Even so, I composed a poem of it, as it still struck me, even from a distance. Fire. Destruction. Beauty. We often focus on the destructive power of fire, but like any other element of our world, there is an unrivaled sense of beauty to it. We fear it, but it is only natural. It may herald destruction, but it is also a forerunner to creation, a key part of the cycle of death and rebirth.

Fire on the Mountain

Black skies loom over the valley—

There’s a fire on the mountain

Like a lighthouse in the night

And the smoke is rising,

Lightning sparks the hills

And only then

The houses in the trees.

Of the Beauty of Nature

The Famous Red Rocks

It’s Sunday, which means the latest batch of weekly quotes. This time around, keeping to the tune of my Colorado trip, all are nature-themed. One is actually a poem as well, written by the renowned Lord Byron. Beneath these I have also included another pair of pictures from my travels through the mountains. I hope you enjoy – for there is truly no mortal beauty quite so great as the power and majesty we may behold each day in the world around us.

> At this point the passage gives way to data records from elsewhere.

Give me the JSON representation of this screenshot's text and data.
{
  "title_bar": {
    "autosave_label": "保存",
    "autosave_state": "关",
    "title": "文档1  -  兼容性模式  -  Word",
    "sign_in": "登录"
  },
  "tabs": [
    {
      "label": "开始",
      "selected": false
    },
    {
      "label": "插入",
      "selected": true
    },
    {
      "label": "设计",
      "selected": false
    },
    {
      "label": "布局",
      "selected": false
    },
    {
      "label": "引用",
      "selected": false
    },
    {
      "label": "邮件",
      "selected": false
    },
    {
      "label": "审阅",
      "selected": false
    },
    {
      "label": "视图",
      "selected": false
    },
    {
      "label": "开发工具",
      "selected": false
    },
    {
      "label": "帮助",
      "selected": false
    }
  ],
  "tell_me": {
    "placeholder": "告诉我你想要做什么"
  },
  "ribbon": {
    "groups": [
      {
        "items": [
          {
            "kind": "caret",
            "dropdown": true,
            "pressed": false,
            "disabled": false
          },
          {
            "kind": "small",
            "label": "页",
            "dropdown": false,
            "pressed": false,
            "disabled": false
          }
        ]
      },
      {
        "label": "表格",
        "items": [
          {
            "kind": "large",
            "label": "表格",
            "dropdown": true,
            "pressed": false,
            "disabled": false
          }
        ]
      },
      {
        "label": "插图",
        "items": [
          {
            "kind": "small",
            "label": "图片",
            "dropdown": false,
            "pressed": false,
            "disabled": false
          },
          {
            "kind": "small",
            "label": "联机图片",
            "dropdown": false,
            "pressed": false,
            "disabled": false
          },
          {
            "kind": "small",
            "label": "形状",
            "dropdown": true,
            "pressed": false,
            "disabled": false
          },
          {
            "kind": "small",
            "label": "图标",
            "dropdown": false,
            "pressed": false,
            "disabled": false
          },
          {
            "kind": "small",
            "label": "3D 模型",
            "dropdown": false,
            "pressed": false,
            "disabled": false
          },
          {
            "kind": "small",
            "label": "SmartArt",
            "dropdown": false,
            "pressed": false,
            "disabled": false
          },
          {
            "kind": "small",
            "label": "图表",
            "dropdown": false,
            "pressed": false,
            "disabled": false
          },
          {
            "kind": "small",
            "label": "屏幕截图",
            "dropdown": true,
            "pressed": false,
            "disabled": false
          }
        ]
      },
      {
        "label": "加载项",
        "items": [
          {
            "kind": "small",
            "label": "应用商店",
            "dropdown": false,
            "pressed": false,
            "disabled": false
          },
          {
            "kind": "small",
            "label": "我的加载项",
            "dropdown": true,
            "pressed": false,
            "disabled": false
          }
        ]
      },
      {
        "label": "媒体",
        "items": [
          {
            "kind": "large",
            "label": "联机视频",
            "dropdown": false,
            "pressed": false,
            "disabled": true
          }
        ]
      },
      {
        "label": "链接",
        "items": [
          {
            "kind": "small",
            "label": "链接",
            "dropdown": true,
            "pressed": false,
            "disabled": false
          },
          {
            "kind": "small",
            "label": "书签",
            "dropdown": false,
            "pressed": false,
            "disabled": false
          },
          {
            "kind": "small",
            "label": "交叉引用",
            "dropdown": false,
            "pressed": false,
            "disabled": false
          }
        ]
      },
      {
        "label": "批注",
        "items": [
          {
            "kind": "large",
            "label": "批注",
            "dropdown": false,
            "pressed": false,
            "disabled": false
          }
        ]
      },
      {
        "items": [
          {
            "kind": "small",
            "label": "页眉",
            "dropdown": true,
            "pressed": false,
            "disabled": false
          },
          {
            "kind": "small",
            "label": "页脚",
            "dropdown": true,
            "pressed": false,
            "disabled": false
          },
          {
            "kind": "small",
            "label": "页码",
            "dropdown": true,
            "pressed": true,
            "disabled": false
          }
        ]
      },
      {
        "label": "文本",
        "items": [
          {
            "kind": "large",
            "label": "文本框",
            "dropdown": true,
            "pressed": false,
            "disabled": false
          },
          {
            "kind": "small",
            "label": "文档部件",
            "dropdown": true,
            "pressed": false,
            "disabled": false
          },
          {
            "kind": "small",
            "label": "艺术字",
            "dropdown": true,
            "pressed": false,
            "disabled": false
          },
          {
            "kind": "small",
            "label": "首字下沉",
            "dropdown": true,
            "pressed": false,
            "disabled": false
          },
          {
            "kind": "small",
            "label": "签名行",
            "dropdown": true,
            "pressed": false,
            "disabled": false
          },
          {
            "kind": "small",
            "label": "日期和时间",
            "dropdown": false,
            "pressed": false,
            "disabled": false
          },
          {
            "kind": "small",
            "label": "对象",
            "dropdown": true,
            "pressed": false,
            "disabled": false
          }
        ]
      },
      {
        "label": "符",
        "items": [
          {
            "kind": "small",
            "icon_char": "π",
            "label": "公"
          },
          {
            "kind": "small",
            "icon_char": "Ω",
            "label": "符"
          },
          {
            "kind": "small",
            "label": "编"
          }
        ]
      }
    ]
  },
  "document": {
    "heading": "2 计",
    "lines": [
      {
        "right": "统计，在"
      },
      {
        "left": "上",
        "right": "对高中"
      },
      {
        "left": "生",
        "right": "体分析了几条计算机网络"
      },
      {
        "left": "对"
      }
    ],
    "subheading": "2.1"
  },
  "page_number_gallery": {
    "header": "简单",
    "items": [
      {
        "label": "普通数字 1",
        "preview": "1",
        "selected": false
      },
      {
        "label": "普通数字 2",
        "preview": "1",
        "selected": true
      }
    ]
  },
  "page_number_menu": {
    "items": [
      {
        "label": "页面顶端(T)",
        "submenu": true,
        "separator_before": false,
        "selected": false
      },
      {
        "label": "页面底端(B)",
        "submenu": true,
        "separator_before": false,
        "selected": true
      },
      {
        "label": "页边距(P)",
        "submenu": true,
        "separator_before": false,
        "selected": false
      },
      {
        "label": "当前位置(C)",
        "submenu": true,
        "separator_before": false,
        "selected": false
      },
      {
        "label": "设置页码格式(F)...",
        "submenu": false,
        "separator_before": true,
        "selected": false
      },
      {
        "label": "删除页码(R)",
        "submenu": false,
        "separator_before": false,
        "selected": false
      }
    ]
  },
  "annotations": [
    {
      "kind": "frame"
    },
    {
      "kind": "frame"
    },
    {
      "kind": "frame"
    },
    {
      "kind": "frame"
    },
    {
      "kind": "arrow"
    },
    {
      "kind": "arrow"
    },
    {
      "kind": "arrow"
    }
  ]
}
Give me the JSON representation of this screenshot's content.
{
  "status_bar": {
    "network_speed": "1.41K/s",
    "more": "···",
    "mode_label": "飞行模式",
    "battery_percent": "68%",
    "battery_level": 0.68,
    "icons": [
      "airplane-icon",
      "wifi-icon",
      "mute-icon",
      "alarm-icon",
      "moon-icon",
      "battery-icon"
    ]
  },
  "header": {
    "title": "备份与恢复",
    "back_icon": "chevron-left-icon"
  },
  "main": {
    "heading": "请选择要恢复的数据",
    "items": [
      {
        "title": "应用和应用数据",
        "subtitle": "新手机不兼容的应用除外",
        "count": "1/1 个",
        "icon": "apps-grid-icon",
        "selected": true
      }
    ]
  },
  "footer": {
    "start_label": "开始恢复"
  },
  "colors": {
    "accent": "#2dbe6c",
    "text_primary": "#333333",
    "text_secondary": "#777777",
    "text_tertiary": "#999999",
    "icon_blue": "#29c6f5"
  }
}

There is a pleasure in the pathless woods,
There is a rapture on the lonely shore,
There is society, where none intrudes,
By the deep sea, and music in its roar:
I love not man the less, but Nature more.
~George Gordon, Lord Byron, Childe Harold’s Pilgrimage

I believe that there is a subtle magnetism in Nature, which, if we unconsciously yield to it, will direct us aright.  ~Henry David Thoreau

I thank you God for this most amazing day, for the leaping greenly spirits of trees, and for the blue dream of sky and for everything which is natural, which is infinite, which is yes.  ~E.E. Cummings


Winter Fire

Trails wind into the heart of winter,

Built serpentine through rock and wood.

The life runs through it,

Bursting through the seams.

White earth rain down

Upon the precipice—

Shield your eyes against the light,

There is fire in the winter sheen.

What will I see?

Dust clouds on the wind

Scorch my skin as I

Break against the rocks.

Blood trails the cracks

And I reach for the summit

But I am nothing to

This peak.

It feeds on my destruction

And colors itself with my

Irreverent dedication.

I must climb

Another step, just one but

What will I see?

Summer Snow

Yep, that's me!

Well I have returned at last from my trip to Colorado. Suffice to say, it was a beautiful trip, every minute of it. I have always felt a calling to the mountains, and I personally feel my brother is a lucky man to live amongst them. Wonderful places–breathtaking scenery, bizarre weather, and the perfect spots for exercise and the embrace of creativity. I now have more than 300 pictures added to my library, some of which you will probably see attached to some of my work in the days to come.

I saw a number of places while I was in-state. From bustling downtown Denver, to the foothills of the Rocky Mountains, Red Rocks, Rocky Mountain National Park, and the city of Boulder (about as artsy a town as one might find), among others. Between the sight-seeing and the time spent catching up with family, however, I am proud to say I also accomplished a great deal of work. Both there and on the flight, both in terms of poetry and my novel, I made great headway, and I will be posting the results of the weeks to come.

To start us out, I have a poem inspired by a climb to the heights of the Rocky Mountains where, despite broiling 80 degree temperatures below, a beautiful field of snow awaited, and on the peaks for miles around. A bit breezy, by the way, and I had the brilliant idea of hiking in shorts and a t-shirt. Terrible fun, but a wee bit chilly.

So to begin:

14,000 Feet Above the World

Snowball fights in shorts;

The sun beats down

Atop the world.

Slipping along the rocks

I stumble out to see the world,

And I am Freedom,

Dangling over Nothing

In the summer heat.